§ **EXERCISE GOAL**
Write out the entries verbatim and leave the images out of the copy.

Data records:
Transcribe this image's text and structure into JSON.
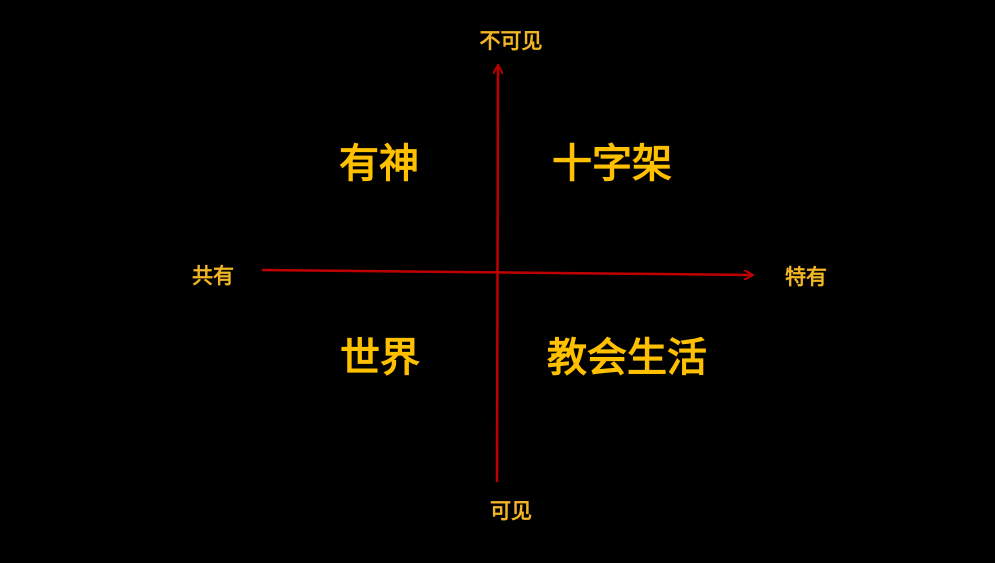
{
  "axes": {
    "top": "不可见",
    "bottom": "可见",
    "left": "共有",
    "right": "特有"
  },
  "quadrants": {
    "top_left": "有神",
    "top_right": "十字架",
    "bottom_left": "世界",
    "bottom_right": "教会生活"
  },
  "colors": {
    "background": "#000000",
    "axis": "#C00000",
    "text": "#FFC000"
  }
}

§ **RESPONSE TO THIS EXERCISE**
Transcribe this image's text and structure into JSON.
{
  "axes": {
    "top": "不可见",
    "bottom": "可见",
    "left": "共有",
    "right": "特有"
  },
  "quadrants": {
    "top_left": "有神",
    "top_right": "十字架",
    "bottom_left": "世界",
    "bottom_right": "教会生活"
  },
  "colors": {
    "background": "#000000",
    "axis": "#C00000",
    "text": "#FFC000"
  }
}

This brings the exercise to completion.